Does an election really matter to the Aussie dollar?
Sunday, August 25, 2013/
Whilst many are passionate about their politics, I am sure there are just as many, well probably more, people that don’t really care. Given this campaign has been in play for so long, most people switched off long before the parties ramped up their PR programs.
But what influence does a government have on the value of the Australian dollar? Does the currency market care who is in charge?
The Aussie dollar after the election
People always want to know the impact an election may have on the currency. There seems to be some hype that a change in government, which appears likely at the moment, will be seen as a positive for the Aussie dollar. Whilst I believe there would be some initial strength, I doubt this will last very long at all – any rally could be over with within a few hours on the Monday morning, or at best, it will perhaps last a day or two at most.
Given our free-floating exchange rate, the government has little direct influence on the Australian dollar. They can, however, have a big indirect influence depending on the policies they adopt in order to manage the country’s budget. These policies, collectively, form what is referred to in economic circles as fiscal policy.
The long-term indirect influence of government policy, however, will have an impact – and regardless of who is in government the outcome will be the same – a large government deficit is here to stay, so I say get used to it.
Fiscal policy – tight or loose?
Just like running a business means one must manage both income and expenses, so too does the government through its fiscal policy, which can be considered to be either contractionary (tight) or expansionary (loose). Economic theory says it is considered to be good economic management to run different policies at different parts of the economic cycle.
So in times of tough, slow economic growth such as a recession, governments should be applying loose fiscal policy in order to try and stimulate the economy to create opportunities. To do this, they can either spend more money or cut taxes. But what it does is create a budget deficit if there isn’t an increase in income to offset the spending – which is often the case in a slow economic environment.

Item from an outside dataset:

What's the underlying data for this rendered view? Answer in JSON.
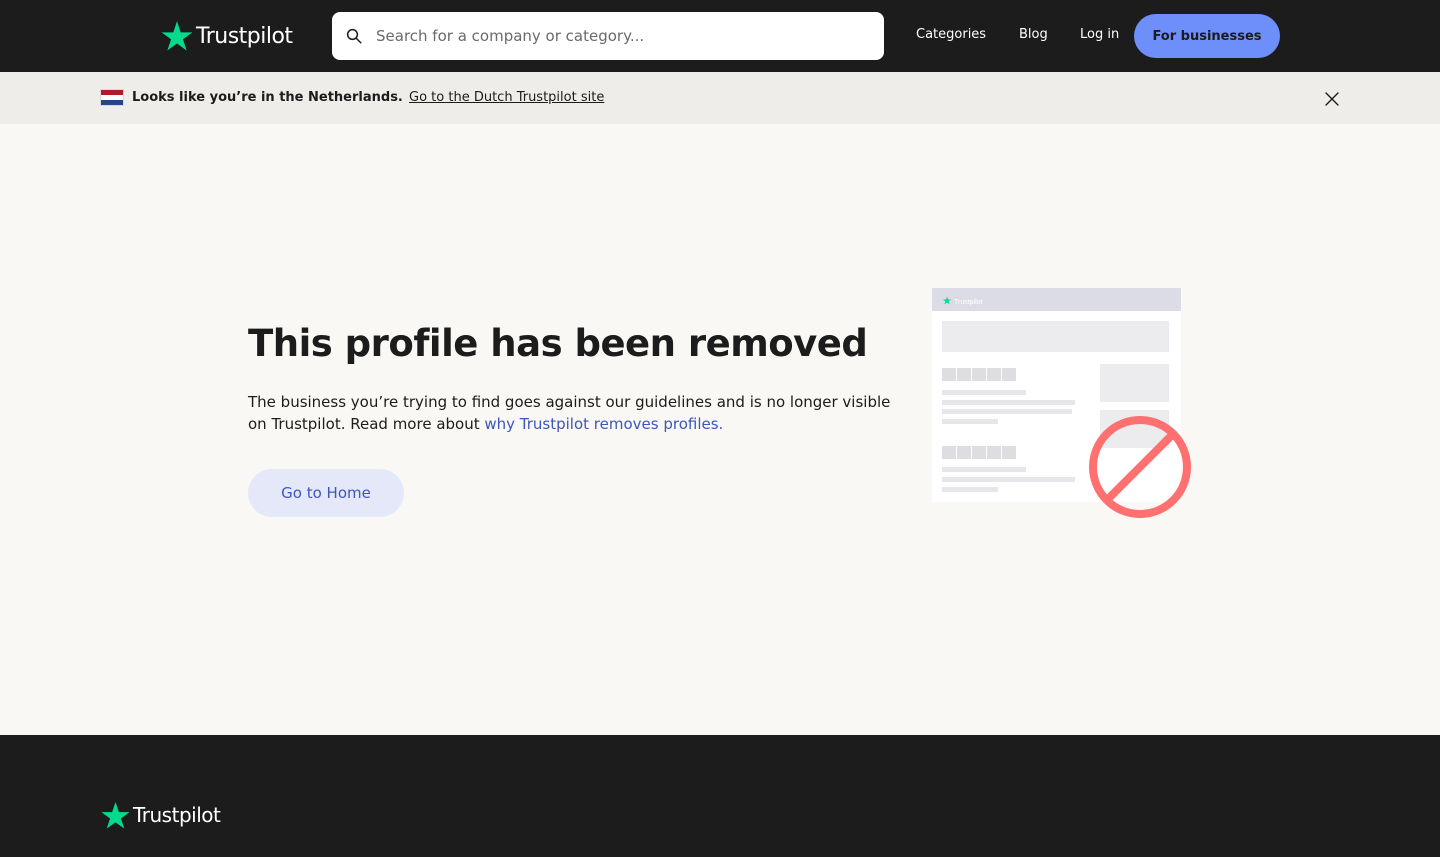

On the flipside, when times are good and there is a booming economy it can create inflationary problems, making life unaffordable and creating bubbles. During these periods the government sees an increase in tax revenue spurring a budget surplus – if spending doesn’t increase at a higher rate than income.
Rocky road ahead
The Australian economy has performed well since 2009; however, there are some concerning signs ahead. In more recent times, our terms of trade have peaked, inflation remains subdued and economic growth has slowed; which all points towards lower government tax revenue.
If the unemployment rate rises as predicted by many then this will provide a double whammy, in that it will reduce tax revenue and increase spending, further exacerbating the situation.
One of the problems at the moment is that the government is running a deficit as we come out of a booming economy and so have been caught on the wrong side of the economic cycle. The next few years are likely to be years where spending will need to increase in order to offset an economic slowdown; however, if politics prevails, we may find the opposite occurring.
This would increase the burden on the RBA and its management of monetary policy, putting more downward pressure on interest rates. So the budget deficit may not only persist but it could get even larger, which in turn would put more downward pressure on the Australian dollar – regardless of who is PM post September 7, 2013.
Jim Vrondas is chief currency and payment strategist, Asia-Pacific at OzForex, Australia’s leading international money transfer service.